None of this of course needs to be known by the spectator of the film, and indeed only those who have researched Pialat – and there is relatively little written in the English language would have any idea about it. All that matters is that the authenticity of the moment is tangible, while the method remains invisible. How many directors could succeed in showing a death by cancer in La Gueule ouverte (The Mouth Agape, 1974) or the struggles of a tortured artist in Van Gogh and not lapse into bad taste or melodrama?
In Pialat’s last and least-seen film, Le Garçu (1995), Depardieu is the estranged father of a young boy, who was played by the director’s only son, Antoine, aged four. The film is somewhat broken-backed, and Pialat had hoped to re-edit it at some stage (a long illness leading to his death in 2003 prevented this). But it is clear that he took a real pleasure in the filming of Antoine, and Le Garçu stands as a response to the sadness of the orphan in L’Enfance nue, so creating a kind of blessed arc to a troubled career. Once again Pialat enjoys the innocent gaze he had found in the Lumière films, an attitude that often carries such an emotional charge it is little wonder French cinema was changed by his example.
Also in the November 2019 issue of Sight & Sound
Testaments of youth
Heavily indebted to the spirit of Maurice Pialat, a wave of young French talent found its voice in the 1990s with some raw realist gems. By Ginette Vincendeau.
+ A filmmaker under the influence

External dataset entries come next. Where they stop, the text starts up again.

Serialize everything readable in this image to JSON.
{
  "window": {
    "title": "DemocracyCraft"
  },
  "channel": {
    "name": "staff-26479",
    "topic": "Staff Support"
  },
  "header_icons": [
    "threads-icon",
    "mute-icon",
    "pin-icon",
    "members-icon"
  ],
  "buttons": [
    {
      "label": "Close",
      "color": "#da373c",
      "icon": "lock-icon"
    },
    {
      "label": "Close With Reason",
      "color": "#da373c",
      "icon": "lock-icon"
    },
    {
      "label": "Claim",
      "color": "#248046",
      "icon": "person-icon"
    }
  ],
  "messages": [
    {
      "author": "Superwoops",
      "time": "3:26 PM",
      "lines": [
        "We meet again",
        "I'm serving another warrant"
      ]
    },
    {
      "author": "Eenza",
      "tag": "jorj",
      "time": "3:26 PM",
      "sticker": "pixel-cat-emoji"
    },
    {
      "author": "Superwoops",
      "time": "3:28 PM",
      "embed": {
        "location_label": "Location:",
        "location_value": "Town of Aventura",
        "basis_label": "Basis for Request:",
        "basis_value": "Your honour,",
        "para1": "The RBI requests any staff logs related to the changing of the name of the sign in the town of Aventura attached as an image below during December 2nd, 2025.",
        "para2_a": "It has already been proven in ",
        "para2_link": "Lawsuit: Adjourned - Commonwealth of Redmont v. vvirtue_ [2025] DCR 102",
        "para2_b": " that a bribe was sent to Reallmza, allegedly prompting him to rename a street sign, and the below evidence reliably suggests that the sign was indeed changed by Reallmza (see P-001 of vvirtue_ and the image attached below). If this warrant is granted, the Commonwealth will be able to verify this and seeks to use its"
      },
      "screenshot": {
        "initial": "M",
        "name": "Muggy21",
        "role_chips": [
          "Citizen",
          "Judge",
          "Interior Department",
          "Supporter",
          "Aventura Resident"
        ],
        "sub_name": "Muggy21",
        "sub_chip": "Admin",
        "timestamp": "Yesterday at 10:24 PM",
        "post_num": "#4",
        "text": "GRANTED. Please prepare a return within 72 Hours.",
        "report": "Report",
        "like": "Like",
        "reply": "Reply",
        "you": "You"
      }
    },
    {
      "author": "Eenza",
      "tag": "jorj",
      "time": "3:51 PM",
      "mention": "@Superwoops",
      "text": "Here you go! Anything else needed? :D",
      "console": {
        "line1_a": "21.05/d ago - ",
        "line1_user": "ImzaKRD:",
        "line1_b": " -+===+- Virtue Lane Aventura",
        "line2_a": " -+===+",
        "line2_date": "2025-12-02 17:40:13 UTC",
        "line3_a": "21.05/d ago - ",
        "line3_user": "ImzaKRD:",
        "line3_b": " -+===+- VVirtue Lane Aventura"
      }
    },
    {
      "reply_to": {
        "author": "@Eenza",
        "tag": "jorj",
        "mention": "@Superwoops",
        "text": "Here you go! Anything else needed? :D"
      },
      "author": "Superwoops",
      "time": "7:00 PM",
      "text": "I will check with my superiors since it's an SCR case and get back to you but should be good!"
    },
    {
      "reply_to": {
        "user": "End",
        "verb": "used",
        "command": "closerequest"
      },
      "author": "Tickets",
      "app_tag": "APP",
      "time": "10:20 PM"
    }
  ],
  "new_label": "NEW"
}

Cold Water director Olivier Assayas reflects on the impact Maurice Pialat had over him and a generation of French filmmakers, in an interview with James Bell.